Great truths often subsist in great ironies, the Cross of Christ being the supreme example. Among the many blessings that follow from the Cross is genuine freedom. I like the way Peter Martyr Vermigli (1499-1562) describes it: “Every pressure and weight involved in [God’s kingdom] has been put not on our shoulders but on those of our Lord Jesus Christ. As Isaiah prophesied of him, ‘the government will be on his shoulders.’ Note well: it does not say that the burden will be on some miserable subjects. From such a mild and gentle kingship ...

The Challenge of Preaching

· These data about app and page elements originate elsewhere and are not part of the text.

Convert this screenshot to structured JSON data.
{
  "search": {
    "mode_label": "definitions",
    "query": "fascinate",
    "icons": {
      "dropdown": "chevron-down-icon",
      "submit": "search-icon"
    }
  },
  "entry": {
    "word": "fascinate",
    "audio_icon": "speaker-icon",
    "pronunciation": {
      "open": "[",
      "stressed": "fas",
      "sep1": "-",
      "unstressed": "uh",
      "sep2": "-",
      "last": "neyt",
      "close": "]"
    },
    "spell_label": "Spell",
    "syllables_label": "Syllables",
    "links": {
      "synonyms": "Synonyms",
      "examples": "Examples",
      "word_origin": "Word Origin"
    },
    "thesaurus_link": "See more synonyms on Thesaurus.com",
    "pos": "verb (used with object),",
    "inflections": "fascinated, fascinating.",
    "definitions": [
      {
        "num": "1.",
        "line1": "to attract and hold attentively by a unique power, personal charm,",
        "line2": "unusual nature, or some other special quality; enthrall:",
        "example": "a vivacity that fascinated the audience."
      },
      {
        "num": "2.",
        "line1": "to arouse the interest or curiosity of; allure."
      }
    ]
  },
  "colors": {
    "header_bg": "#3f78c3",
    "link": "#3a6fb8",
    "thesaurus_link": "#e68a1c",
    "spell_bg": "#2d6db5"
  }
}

May 10, 2017
Chris Castaldo
This week is the annual Workshop on Biblical Exposition at College Church, what we fondly call “spring training for preachers.” I find myself thinking about the challenges facing preachers today. The following quote from E.M. Bounds provides helpful insight into how gospel preachers should navigate such challenges. Edward McKendree Bounds (1835 – 1913) was an American Methodist minister who is chiefly remembered today for his inspirational books on prayer. He was born in Missouri in 1835 and initially studied law, which he practiced ...

Developing a “Heart” for God

May 04, 2017
Chris Castaldo
In modern parlance, “heart” and “vision” are often distinguished. We tend to associate vision with the mind while the heart is concerned with emotions. However, in the language and logic of Scripture this is not so. The heart functions as the locus of thought, the place where vision is developed. For example, the Psalmist writes, “[I] remembered songs in the night. My heart mused and my spirit inquired” (Ps. 77:6). Or, the book of Genesis tells us that prior to the flood, God noted “how great man’s wickedness on the earth had become, and that ...